The Devon Constabulary was divided into four Districts, with Plympton, East Stonehouse and Jump - later known as Roborough - included in Division C. On June 30th 1857 it was recorded that...'in this parish constables have hitherto been appointed under the act for lighting and watching and therefore until notice has been given by the Chief Constable that he is ready to undertake this charge, this parish is also exempt from police rate.' On October 12th 1857 the Quarter Sessions ordered that cells, quarters for one Sergeant and other police rooms be provided in East Stonehouse; that a Petty Sessions court, three cells and quarters for two Constables be provided at Plympton Saint Mary; and two cells and quarters for two Constables be provided at Jump. The subsistence allowance for providing prisoners with meals was 4d. per meal. Subsequently they ordered that a Petty Sessions Court be added to the facilities at Jump.
On June 29th 1858 it was reported to the Devon Police Committee that a portion of the Saint George's Hall, in East Stonehouse, was to be rented as a police station at the rate of £40 per annum from August 2nd next (1858) until a more permanent arrangement could be arranged.
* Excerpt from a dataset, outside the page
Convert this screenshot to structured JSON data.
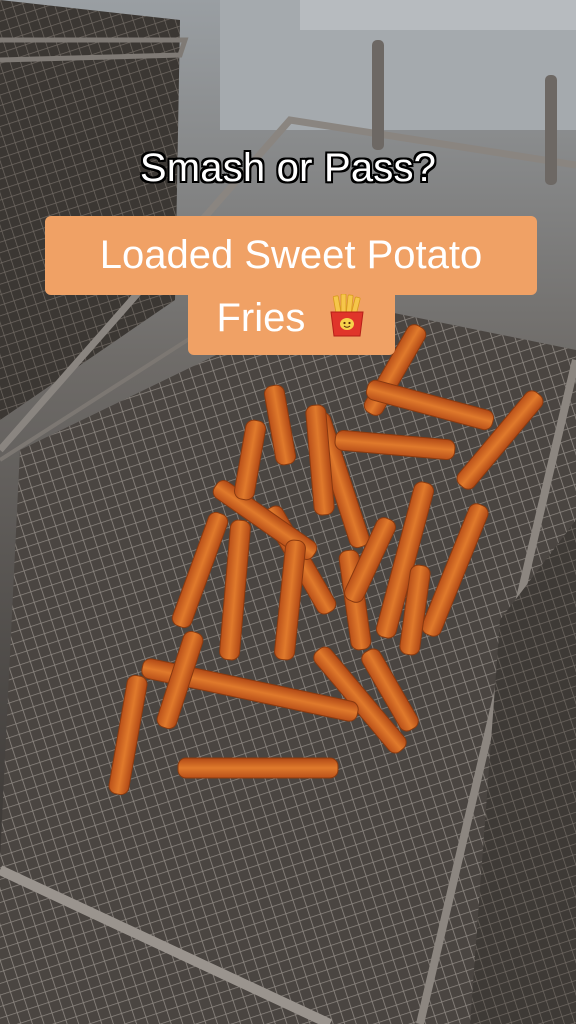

Today we know the village of Jump as Roborough. Although it is outside the City of Plymouth, those readers who used to journey through the village before the by-pass was built will remember the Court House that stands on the eastern side of the Tavistock Road, near the Lopes' Arms Public House. This was designed and erected by Mr George Marshall during the summer of 1859 and brought into use early in December. The building contained twelve rooms, eight of which formed the residences for a Sergeant and Constable. There were also two cells and a public waiting room. Prior to the erection of this building any persons arrested in the area had to be taken to East Stonehouse to be kept in the cells and returned to Jump for their court appearance.
On June 27th 1864 the Chief Constable reported that the East Stonehouse District, part of 'H' Division, comprised a 2nd Class Sergeant and twelve Constables, two of whom were on loan in connection with military building at Staddon Heights. The Superintendent in charge of the Division, Mr George Ross, was based at East Stonehouse and he had 1st Class Sergeants at Plympton and Roborough plus seventeen Constables covering both places.
The Chief Constable reported on the strength of the Constabulary on March 31st 1878. 'H' Division, based at East Stonehouse, was headed by Superintendent Edward Brutton with 1st Class Sergeants at Plympton and Roborough, seventeen Constables and one vacancy at Holbeton. The East Stonehouse District was covered by a 1st Class Sergeant and thirteen Constables.
Helmets were introduced into the uniform in January 1879.
Mr Gerald de Courcey Hamilton, the Chief Constable of Devon, retired on December 31st 1891 and Mr Francis Randolph C Coleridge, formerly a District Inspector in Dublin, was appointed to replace him.
Although police whistles were issued in Plymouth in 1880 and became standard issue from September 1881, they were apparently not issued by the Devon Constabulary at East Stonehouse until after the end of June 1892.
From April 1st 1907 Captain Herbert Reginald Vyvyan took over as Chief Constable of Devon.
East Stonehouse became part of the Borough of Plymouth on November 9th 1914 and one Inspector, two Sergeants and fifteen Constables transferred to the Plymouth Borough Police Force. Only the biggest and strongest men were selected for East Stonehouse as they had to be able to deal with drunken sailors and this resulted in the pick of the Devon County Constabulary being moved to Plymouth.